  8. I was sooooo so ignorant with my first horse as a teen. I can't make it up to her but I can do things the right way now. I try not to "should on" anyone and hold my counsel unless asked.

  9. My story is much like "Promise's"

    "You should sell that horse before he kills you, or worse, leaves you in a wheel chair" (still wrapping my head around that sentence)

    My horse is not for sale. Not now, not ever and every time someone says something like that to me, I work that much harder to prove to them (or me) that he really is the greatest horse that ever lived.

    (He is the greatest- he just doesn't know it yet)

  10. How about "you should have known your city cat wouldn't make it in the country." Thanks mom, now I feel so much better about him not coming home.

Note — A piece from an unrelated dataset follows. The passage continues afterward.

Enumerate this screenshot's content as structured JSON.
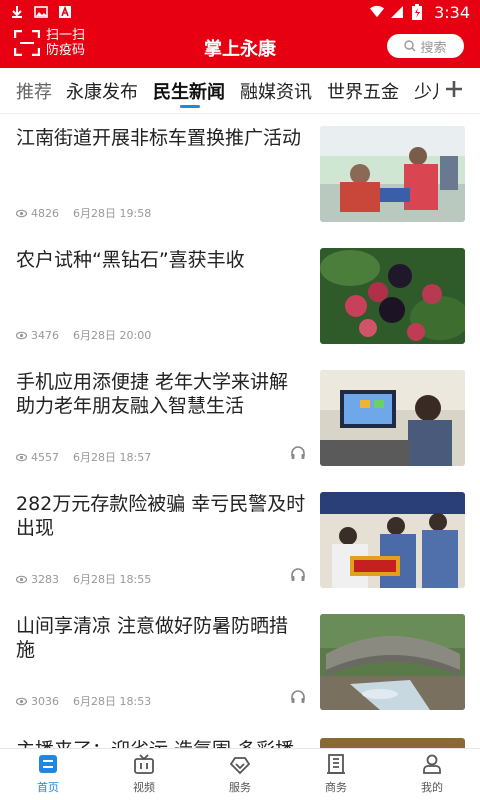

  11. Yeah, there is a lot of "should" in the horse world: don't share information until it's too late and you have a chance to demonstrate your general superiority. As my mother once said, don't think you're better than someone just because you had a chance to learn that the other person didn't get. It's something I keep in mind whenever I talk to beginners, and appreciate when people who have been in the saddle since they were in diapers talk to me.

  12. I got a free puppy once that was an English Pointer/Aussie cross. From almost the day I brought that dog home at 6 weeks old she growled at people other than me or my husband. It was so shocking and weird to hear a cute little puppy do that. I stuck with her way longer than I should have as she showed more agressive behavior and at about 2 yrs old she finally bit someone, a friend no less, a serious bite in the lip and I've never ever forgiven myself for letting it happen. We had her put down as soon as the quarantine was up. When my aunt heard about it she said "you should have put that dog down a long time ago." That was five years ago and it was pretty much the end of our relationship. The words 'should have' are very destructive when said to a person who knows all too well what they should have done.

  13. "mugwump said... Yikes GreyDrakkon...I didn't know anything about it..I'll try to figure it out!"

    And today it was perfectly fine. Computers and their ilk are bizarre.

  14. I know how it feels to be should on. It implies that there is something innately wrong with me because I didn't have the perfect witty comeback or the ability to predict the future. I have made tons of mistakes. I hate making mistakes. I don't need someone to rub my face in Should after I slip up. It adds insult to injury.

  15. Well said Mugs...well said.